I realised very early on that because of my mother’s instinct to protect my child from pain I would give into C’s SIB and other challenging stuff rather than trying to teach him other coping strategies/ways to communicate. At the time it was easier – for ME. But I realised long term this was not the right route to take for C. In those days local SLD schools did not have enough knowledge, so I fought hard to get C into a specialist school. I am very glad I did as over the years with consistency, understanding and hard work C has made huge strides and we don’t see many of his childhood behaviours now.

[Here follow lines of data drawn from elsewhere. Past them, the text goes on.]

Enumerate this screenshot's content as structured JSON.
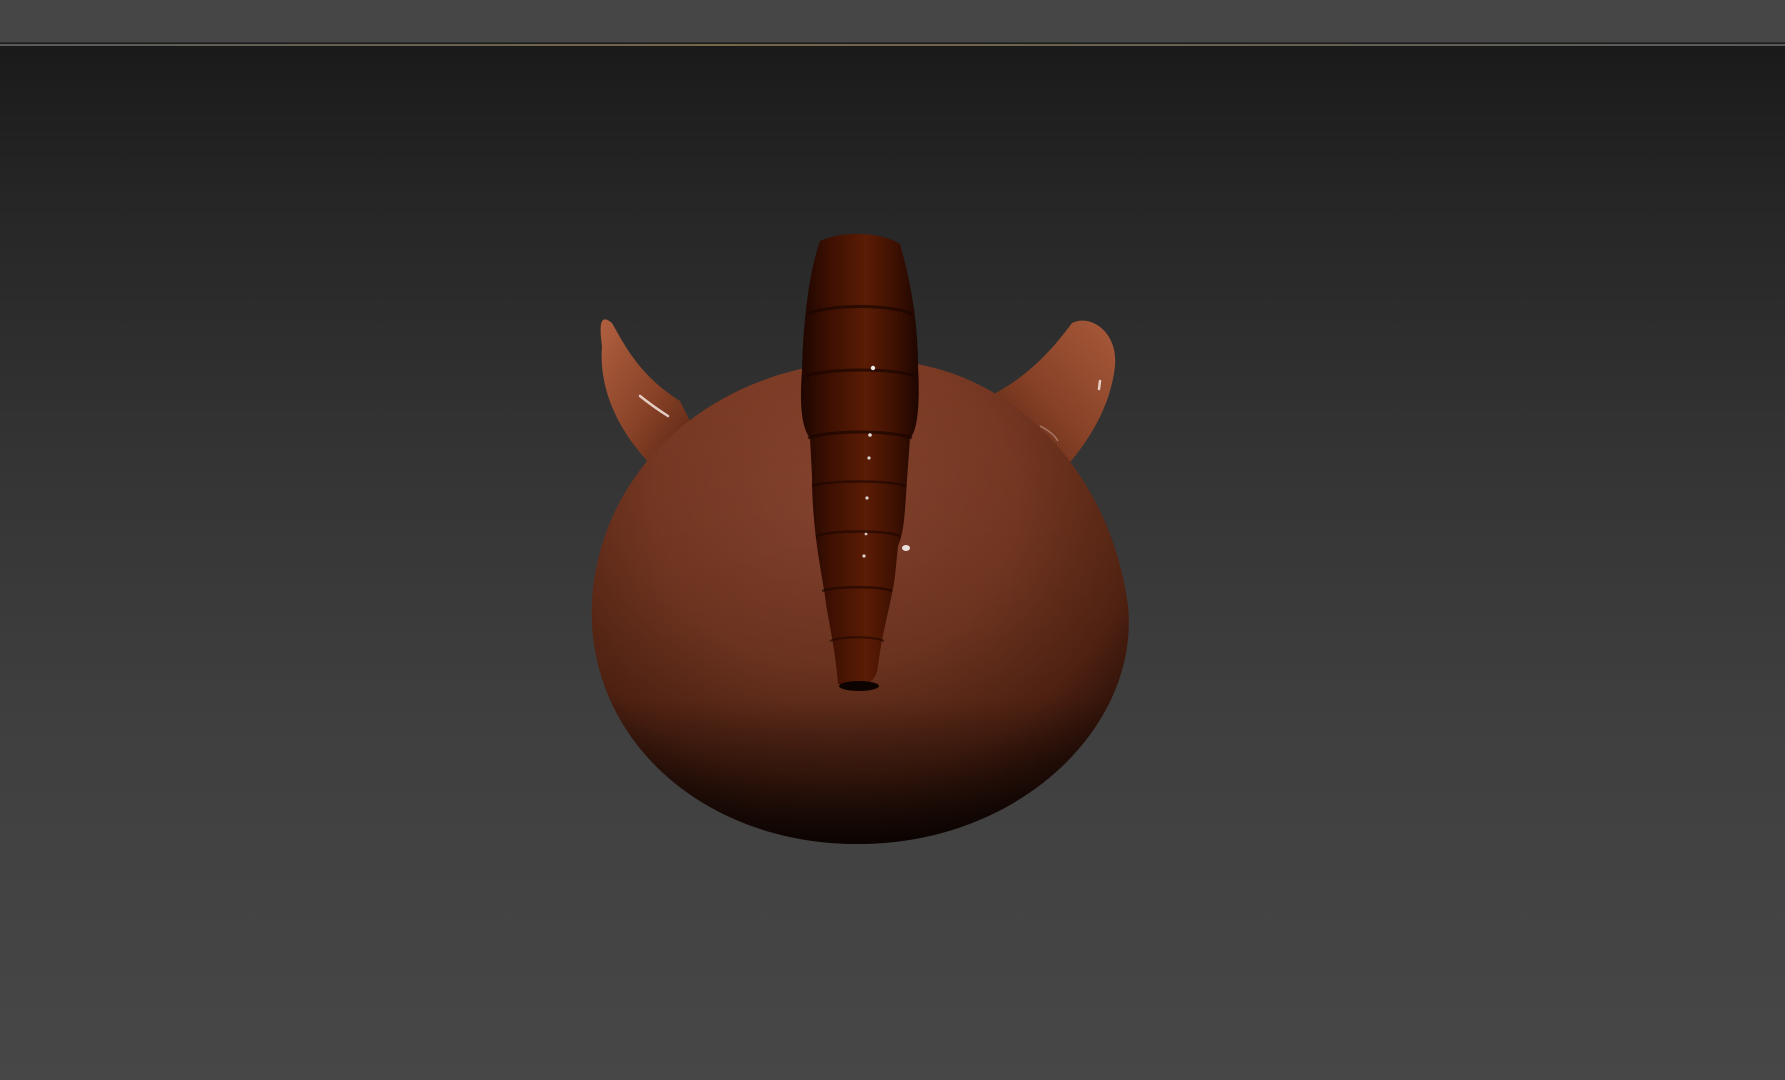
{
  "window": {
    "bar_color": "#464646",
    "viewport_top_color": "#1a1a1a",
    "viewport_bottom_color": "#474747"
  },
  "scene": {
    "object": "creature-back-view",
    "body_color": "#7a3a22",
    "horn_color": "#8a4328",
    "spine_color": "#4a1503"
  }
}
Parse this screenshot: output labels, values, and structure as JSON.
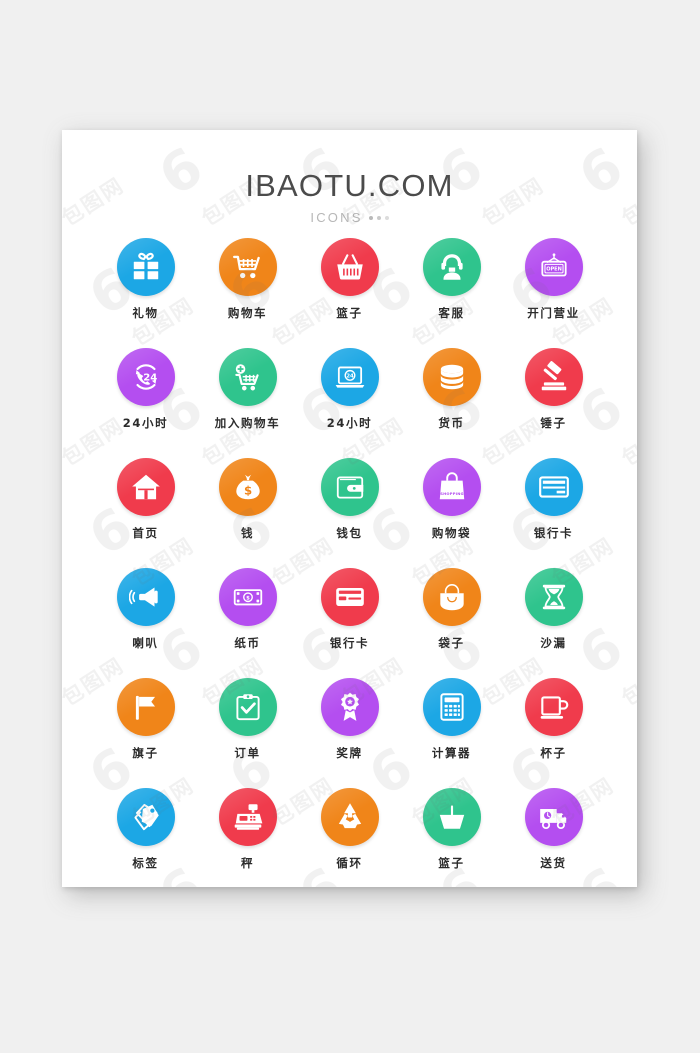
{
  "page": {
    "background_color": "#f0f0f0",
    "card_color": "#ffffff"
  },
  "header": {
    "title": "IBAOTU.COM",
    "subtitle": "ICONS"
  },
  "palette": {
    "blue": "#1CA7E5",
    "orange": "#F08519",
    "red": "#F03B4C",
    "green": "#2FC48D",
    "purple": "#B44EF0",
    "label_text": "#2b2b2b",
    "title_text": "#4b4b4b",
    "subtitle_text": "#b7b7b7"
  },
  "watermark": {
    "mark": "包图网",
    "glyph": "6"
  },
  "grid": {
    "columns": 5,
    "rows": 6,
    "icons": [
      {
        "label": "礼物",
        "icon": "gift-icon",
        "color": "#1CA7E5"
      },
      {
        "label": "购物车",
        "icon": "shopping-cart-icon",
        "color": "#F08519"
      },
      {
        "label": "篮子",
        "icon": "shopping-basket-icon",
        "color": "#F03B4C"
      },
      {
        "label": "客服",
        "icon": "customer-service-icon",
        "color": "#2FC48D"
      },
      {
        "label": "开门营业",
        "icon": "open-sign-icon",
        "color": "#B44EF0"
      },
      {
        "label": "24小时",
        "icon": "phone-24h-icon",
        "color": "#B44EF0"
      },
      {
        "label": "加入购物车",
        "icon": "add-to-cart-icon",
        "color": "#2FC48D"
      },
      {
        "label": "24小时",
        "icon": "laptop-24h-icon",
        "color": "#1CA7E5"
      },
      {
        "label": "货币",
        "icon": "coins-stack-icon",
        "color": "#F08519"
      },
      {
        "label": "锤子",
        "icon": "gavel-icon",
        "color": "#F03B4C"
      },
      {
        "label": "首页",
        "icon": "home-icon",
        "color": "#F03B4C"
      },
      {
        "label": "钱",
        "icon": "money-bag-icon",
        "color": "#F08519"
      },
      {
        "label": "钱包",
        "icon": "wallet-icon",
        "color": "#2FC48D"
      },
      {
        "label": "购物袋",
        "icon": "shopping-bag-icon",
        "color": "#B44EF0"
      },
      {
        "label": "银行卡",
        "icon": "credit-card-icon",
        "color": "#1CA7E5"
      },
      {
        "label": "喇叭",
        "icon": "megaphone-icon",
        "color": "#1CA7E5"
      },
      {
        "label": "纸币",
        "icon": "banknote-icon",
        "color": "#B44EF0"
      },
      {
        "label": "银行卡",
        "icon": "bank-card-icon",
        "color": "#F03B4C"
      },
      {
        "label": "袋子",
        "icon": "handbag-icon",
        "color": "#F08519"
      },
      {
        "label": "沙漏",
        "icon": "hourglass-icon",
        "color": "#2FC48D"
      },
      {
        "label": "旗子",
        "icon": "flag-icon",
        "color": "#F08519"
      },
      {
        "label": "订单",
        "icon": "clipboard-check-icon",
        "color": "#2FC48D"
      },
      {
        "label": "奖牌",
        "icon": "award-ribbon-icon",
        "color": "#B44EF0"
      },
      {
        "label": "计算器",
        "icon": "calculator-icon",
        "color": "#1CA7E5"
      },
      {
        "label": "杯子",
        "icon": "mug-icon",
        "color": "#F03B4C"
      },
      {
        "label": "标签",
        "icon": "tags-icon",
        "color": "#1CA7E5"
      },
      {
        "label": "秤",
        "icon": "cash-register-icon",
        "color": "#F03B4C"
      },
      {
        "label": "循环",
        "icon": "recycle-icon",
        "color": "#F08519"
      },
      {
        "label": "篮子",
        "icon": "basket-icon",
        "color": "#2FC48D"
      },
      {
        "label": "送货",
        "icon": "delivery-truck-icon",
        "color": "#B44EF0"
      }
    ]
  },
  "icon_badges": {
    "open_sign_text": "OPEN",
    "hours_24": "24",
    "shopping_bag_text": "SHOPPING",
    "money_symbol": "$"
  }
}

Because head banging for C covers so much it is not always easy to know what he is trying to tell you. And its not for lack of him trying. All behaviour is for a reason. It’s a coping strategy a way of communicating, but C does rely on others to work it out and then sort it out. And because we don’t always get it right as we literally don’t know what he’s trying to tell us ‘we’ end up shaping his behaviour. "Suit you, sir?" 

As C has become older, bigger stronger so his need to find hard surfaces to hit his head on has increased. Possibly as his skull has thickened where he hits it? Or possibly the sensory pain from his environment has increased for him? Or he is less tolerant as to the speed we can work out what he’s saying? I don’t know.

'Autism is anxiety looking for a target' Tony Attwood

Doors are not hard enough – they give 


As do tiles


As do walls

C now targets sinks and door frames as they are solid.


We are looking at how to make door frames safer - its not straight forward because of fire regs.

C won’t wear a helmet. He cuts his head open on the edges of door frames -  but won’t let anyone cut his nails. Shows how diverse sensory issues can be.


It is very frightening this need to escalate. And we must be careful not to allow our own fears to shrink C’s world – it’s something C and I have worked hard on over the years to open up.

So we need to continue working together on helping C learn other coping strategies, choices and ways to communicate his needs. C is fortunate he has a team to help him and I am a cog in 'Team C'. ( Carers are now getting better recognition as expert care partners and valued as we have historical holistic knowledge) We continue building C’s community and our understanding.